There's a variety of things that happen to seiðfolk when they're seething.
Well now, there's a term that might require some explanation: seething.
Seething is a thing that happens to us. It is like the point where
you drop off to sleep. The eyes roll upwards, the body releases,
there is a coolness or heat, and a hot chill up the spine knocking the
joints apart. It is a flow of power out of the depths of Hvergelmir.
It is the only luck we have, and it happens to us. It comes
unbidden. It is a falling and flying at the same time like when der
Glückspilz washes over us. It is like the icy waters which
forever boil up out of the original Well, and, at the same time, the warm
summer rains which wash back down to the Land of the Ancestors.
Seething is a weird thing, a wyrd thing. Some feel it as a heat and, indeed, when I work a healing it does feel like a heat. From the top of the head, down between the shoulder blades, down through the triceps, over the bulk of the forearm, and out through the hands. It is not just heat, though; the hands grow in size, the palms become thick and hot and the fingers extend: 6 inches, 1 foot, 3 feet, sometimes. Some feel seething as cold. For this seiðman, cold is the norm. A cold heat might even be a better description.
Seething comes of its own accord. Sometimes, we sing and it comes. Sometimes we are in a special place and it comes (I hate to use the term holy place because it may actually be in the J. C. Penney's tie department or in an alley by a dumpster). We speak of seething as if it's a thing, but really it's not. It is a relationship between a seiðman and this weird (wyrd) fluidlike wind. Seething is not the wind nor is it the "shaking" that comes over seiðfolk; it is the interaction between the two like the drunkenness that comes from the interaction between a man and a bottle of good whiskey.
Seething is a loosening.
The shaking that comes with the seething loosens the seiðman
from his body. (This is where the Psych. 101 students chime up, "A
quantifiable shift in consciousness, an altered state!") The Castaneda
followers like to call it "a heightened state of awareness." The
rainbow colored neo-shamans like to broadened the scope a little and mix
daydreaming, dreaming, imagination, guided visualization, and meditation
all into one nice Alice-in-Wonderland bottle labeled:
The Otherworld is a shadow-place. It is this world but with something extra kind of like watching a puppet show but also getting to see the strings, the props, the puppet-masters, the moving hands. The Psych. 101 student makes the mistake of thinking that seiðfolk operate in a world of symbols.

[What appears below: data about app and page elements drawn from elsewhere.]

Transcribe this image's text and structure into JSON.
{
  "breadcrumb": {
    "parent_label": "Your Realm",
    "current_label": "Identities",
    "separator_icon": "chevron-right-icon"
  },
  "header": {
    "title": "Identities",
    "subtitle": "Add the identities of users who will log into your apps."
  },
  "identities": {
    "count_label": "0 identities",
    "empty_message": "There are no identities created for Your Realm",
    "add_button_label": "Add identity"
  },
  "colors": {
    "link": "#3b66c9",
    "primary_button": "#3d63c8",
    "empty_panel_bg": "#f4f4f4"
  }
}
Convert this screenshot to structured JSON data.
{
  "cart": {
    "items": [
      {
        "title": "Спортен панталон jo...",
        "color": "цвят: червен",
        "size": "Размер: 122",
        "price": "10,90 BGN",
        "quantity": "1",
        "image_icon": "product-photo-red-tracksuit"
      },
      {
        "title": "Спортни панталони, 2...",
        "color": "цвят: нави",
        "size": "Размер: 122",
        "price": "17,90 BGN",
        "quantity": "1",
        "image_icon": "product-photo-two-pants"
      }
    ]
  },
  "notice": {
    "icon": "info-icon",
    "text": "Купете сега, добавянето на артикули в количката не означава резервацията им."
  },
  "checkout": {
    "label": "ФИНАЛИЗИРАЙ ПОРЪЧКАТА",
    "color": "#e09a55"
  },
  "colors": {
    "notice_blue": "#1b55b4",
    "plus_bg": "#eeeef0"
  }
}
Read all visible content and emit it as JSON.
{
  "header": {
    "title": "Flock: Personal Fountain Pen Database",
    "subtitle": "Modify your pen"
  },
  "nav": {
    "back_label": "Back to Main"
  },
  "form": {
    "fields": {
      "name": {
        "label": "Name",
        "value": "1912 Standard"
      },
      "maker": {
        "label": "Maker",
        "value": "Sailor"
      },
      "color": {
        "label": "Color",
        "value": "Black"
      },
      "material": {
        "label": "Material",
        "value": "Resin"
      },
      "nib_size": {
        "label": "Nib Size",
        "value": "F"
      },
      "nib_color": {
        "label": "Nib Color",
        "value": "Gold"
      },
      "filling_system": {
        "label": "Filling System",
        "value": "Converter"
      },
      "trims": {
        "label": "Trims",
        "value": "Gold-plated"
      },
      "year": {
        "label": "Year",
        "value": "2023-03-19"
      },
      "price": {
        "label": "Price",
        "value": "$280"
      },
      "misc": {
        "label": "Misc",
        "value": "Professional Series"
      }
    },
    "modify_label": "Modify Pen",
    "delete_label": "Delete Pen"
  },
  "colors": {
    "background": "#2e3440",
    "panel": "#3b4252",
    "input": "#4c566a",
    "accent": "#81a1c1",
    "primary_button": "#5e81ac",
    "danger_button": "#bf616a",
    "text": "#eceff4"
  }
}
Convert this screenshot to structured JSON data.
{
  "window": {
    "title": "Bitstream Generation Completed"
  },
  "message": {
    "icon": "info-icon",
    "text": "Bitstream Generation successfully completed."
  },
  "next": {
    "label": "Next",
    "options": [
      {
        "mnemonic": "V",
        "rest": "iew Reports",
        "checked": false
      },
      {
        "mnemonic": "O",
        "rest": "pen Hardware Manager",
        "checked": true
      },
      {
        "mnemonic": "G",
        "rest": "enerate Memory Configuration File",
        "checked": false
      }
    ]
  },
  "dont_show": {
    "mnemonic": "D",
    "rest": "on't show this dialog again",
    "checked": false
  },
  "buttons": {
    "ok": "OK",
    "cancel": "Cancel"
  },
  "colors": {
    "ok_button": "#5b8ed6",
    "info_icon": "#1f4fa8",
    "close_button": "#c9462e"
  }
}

This is pretty far from the truth. Seiðfolk are able to leave the world of symbols at least temporarily; we are able to see behind the illusion to find an answer, then we translate back into symbols so that the Psych. 101 student can understand it. He believes the illusion of his life and believes he sees reality. Being the good folk that we are, we don't usually tell him he's mistaken.
The skeptic probably has the best answer because he says, "Seiðfolk don't go anyplace." It's true (sort of...), we don't go anyplace. The only difference between a seiðman and an ordinary man is that the seiðman operates in a world with all the doors and windows open, and the ordinary man doesn't know that the windows and doors even exist. He believes that the puppet on the stage is moving of its own accord and from his perspective, that's true. To understand how it's possible for puppets to move, he creates sets of symbols and rules for manipulating those symbols, and by juggling these abstracts, he infers the reality behind the movement. The seiðfolk simply go and readjust the strings.
Well, it's not really quite that simple. Seiðfolk do go places, but it's not that big of a deal, at least not like the rainbow colored neo-shamen present it. We're just the hired hands that go behind the scenes to untangle knots, pick up props, clean up messes, and act as bouncers when some of the other stage hands get a little tipsy. I have friends who only live in the Otherworld (who have no existence in the world of man), and I have enemies as well. We go places like anybody else: we go to the store, we go to work, we go visit the family inside the mountain, we go to Taco Bell, we go to the Land of the Dead. We see the same things that everyone else see; we just see a lot more of it than the average folk–that's all. Every single person interacts with ancestors, alfar, jötnar, and trolls of one kind or another every single day. It's just that the interpretation by the average person is usually in terms of good luck or bad luck. We, on the other hand, can see the puppet strings. That's just the way it is.
The Otherworld is large.
There's beings all over the place. Whereas in the world of men stands
a peaceful graveyard is an entire village of people waiting to see who
the next to visit is. Whereas in the world of men is an open meadow
stands an evil pit filled with snakes (Ever have an unexplained infection?). Yes, the Otherworld is large and filled with Otherworld folks.
There's this little blond-haired gal who lives in a cabin southeast of
here. . . . well, that's a whole other story.
There's this little blond-haired gal who lives in a cabin southeast of here. . . . well, that's a whole other story.